Another Rainy River Valley Agricultural Society's fall fair has come and gone, and whether you happened to make it out to Emo or not, there's little doubt the fair continues to be a vital district event.
The fair draws residents of all ages from across the district, whether they're fans of the midway, participants in any of the many fair events, auction bidders, race spectators, or they simply want to go where nearly everyone else is and socialize.
The fair included livestock exhibits, equipment displays; poultry, sheep, swine, pet and goat judging; the loggers' competition; the miniature, draft and light horse show; the beef and dairy cattle show; the 4-H beef and dairy cattle show; and the Farm Progress Building and all of its exhibitors,

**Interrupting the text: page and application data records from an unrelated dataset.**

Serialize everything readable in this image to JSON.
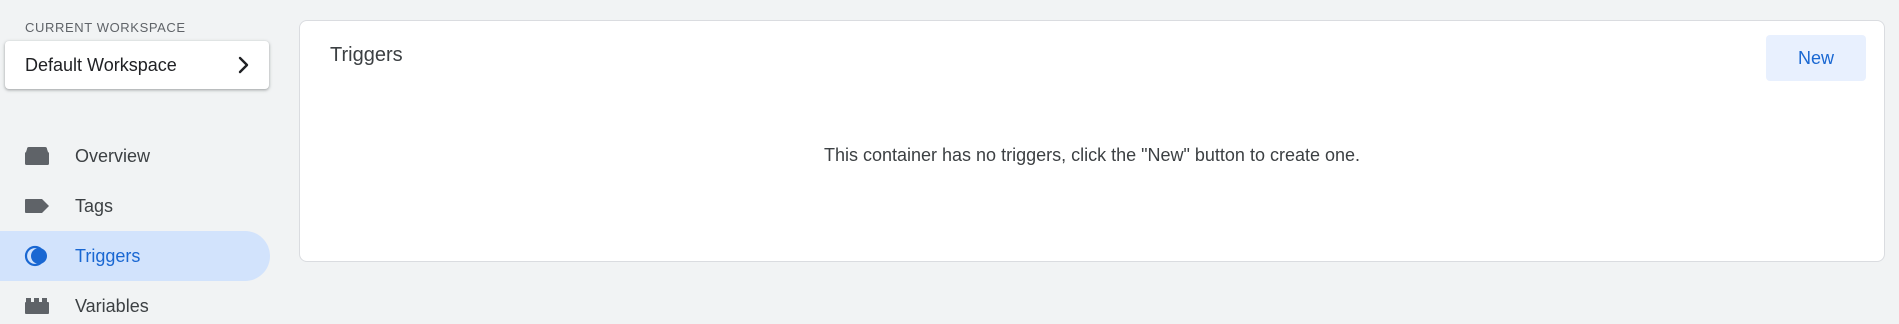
{
  "sidebar": {
    "workspace_label": "CURRENT WORKSPACE",
    "workspace_name": "Default Workspace",
    "items": [
      {
        "label": "Overview",
        "icon": "overview-icon",
        "active": false
      },
      {
        "label": "Tags",
        "icon": "tag-icon",
        "active": false
      },
      {
        "label": "Triggers",
        "icon": "trigger-icon",
        "active": true
      },
      {
        "label": "Variables",
        "icon": "variables-icon",
        "active": false
      }
    ]
  },
  "main": {
    "title": "Triggers",
    "new_button_label": "New",
    "empty_message": "This container has no triggers, click the \"New\" button to create one."
  },
  "colors": {
    "background": "#f1f3f4",
    "accent": "#1967d2",
    "active_nav_bg": "#d2e3fc",
    "button_bg": "#e8f0fe",
    "icon_gray": "#5f6368"
  }
}
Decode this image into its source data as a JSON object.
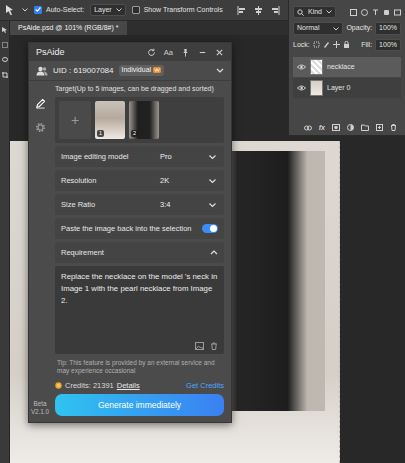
{
  "options_bar": {
    "auto_select": {
      "label": "Auto-Select:",
      "checked": true
    },
    "target": "Layer",
    "transform_controls": {
      "label": "Show Transform Controls",
      "checked": false
    }
  },
  "document_tab": {
    "title": "PsAide.psd @ 101% (RGB/8#) *",
    "selected": true
  },
  "layers_panel": {
    "filter": "Kind",
    "blend_mode": "Normal",
    "opacity_label": "Opacity:",
    "opacity": "100%",
    "lock_label": "Lock:",
    "fill_label": "Fill:",
    "fill": "100%",
    "layers": [
      {
        "name": "necklace",
        "visible": true,
        "selected": true
      },
      {
        "name": "Layer 0",
        "visible": true,
        "selected": false
      }
    ],
    "footer_fx": "fx"
  },
  "plugin": {
    "title": "PsAide",
    "font_button": "Aa",
    "uid": "UID : 619007084",
    "plan": "Individual",
    "tools": [
      {
        "kind": "edit",
        "selected": true
      },
      {
        "kind": "settings",
        "selected": false
      }
    ],
    "version": [
      "Beta",
      "V2.1.0"
    ],
    "target_label": "Target(Up to 5 images, can be dragged and sorted)",
    "add_button": "+",
    "images": [
      {
        "number": "1"
      },
      {
        "number": "2"
      }
    ],
    "settings": [
      {
        "kind": "select",
        "label": "Image editing model",
        "value": "Pro"
      },
      {
        "kind": "select",
        "label": "Resolution",
        "value": "2K"
      },
      {
        "kind": "select",
        "label": "Size Ratio",
        "value": "3:4"
      },
      {
        "kind": "toggle",
        "label": "Paste the image back into the selection",
        "on": true
      }
    ],
    "requirement": {
      "label": "Requirement",
      "expanded": true,
      "text": "Replace the necklace on the model 's neck in Image 1 with the pearl necklace from Image 2."
    },
    "tip": "Tip: This feature is provided by an external service and may experience occasional",
    "credits": {
      "label": "Credits: 21391",
      "details": "Details",
      "get": "Get Credits"
    },
    "generate_button": "Generate immediately"
  }
}
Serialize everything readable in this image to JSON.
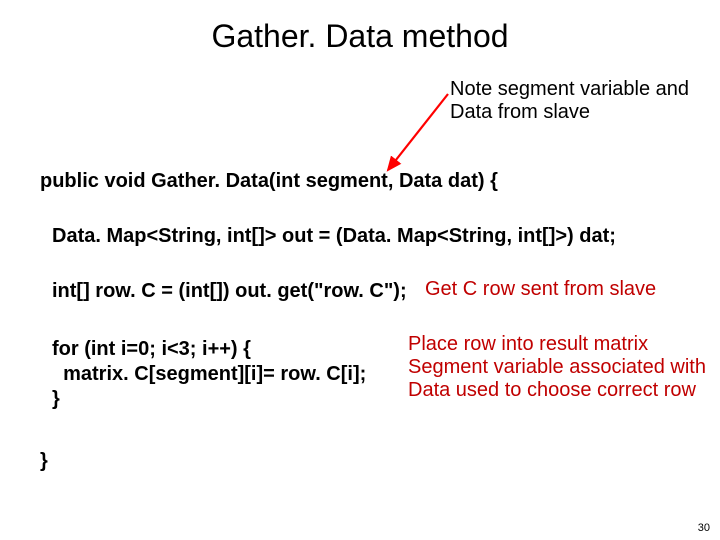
{
  "title": "Gather. Data method",
  "note": {
    "line1": "Note segment variable and",
    "line2": "Data from slave"
  },
  "code": {
    "signature": "public void Gather. Data(int segment, Data dat) {",
    "decl": "Data. Map<String, int[]> out = (Data. Map<String, int[]>) dat;",
    "rowc": "int[] row. C = (int[]) out. get(\"row. C\");",
    "loop1": "for (int i=0; i<3; i++) {",
    "loop2": "  matrix. C[segment][i]= row. C[i];",
    "loop3": "}",
    "close": "}"
  },
  "annotations": {
    "rowc": "Get C row sent from slave",
    "loop1": "Place row into result matrix",
    "loop2": "Segment variable associated with",
    "loop3": "Data used to choose correct row"
  },
  "page_number": "30",
  "colors": {
    "annotation_red": "#c00000",
    "arrow_red": "#ff0000"
  }
}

There was also musical entertainment by the Nite Hawk Band, go-kart races, Borderland Racing Association stock car action, a parade, and the 4-H steer auction, not to mention a variety of goodies to eat, ranging from french fries, cotton candy and candy apples to nachos and corn dogs.
While it's true that some district residents have a “been there, done that” attitude toward the fair, keep in mind that each year is also someone else's first Emo fair.
It may not be new to you, but it is to others, especially youngsters who have never ridden the Yo-Yo, Typhoon, or Himalaya or even seen a rooster or goat in real life.
For adolescents and teens, the fair is a chance for them to go to a community event with their friends—without their parents in tow—giving them a taste of independence and freedom.
And for adults, the fair can be a place to socialize with old friends, bring their children to go on rides and play games, or—just as importantly—feel like a kid again themselves.
While the fair is an economic driver and provides tomorrow's farmers with a taste of what it's like to raise animals and auction off steers, it's also a time to acknowledge the hard-working, rural side of Rainy River District.
Fort Frances may have the most people living in its boundaries, and some folks may not travel further west than Alberton on a regular basis, but the fair is an annual reminder to “townies” like me that the west end of the district is a thriving, significant part of our economy and culture that should be honoured, appreciated and celebrated.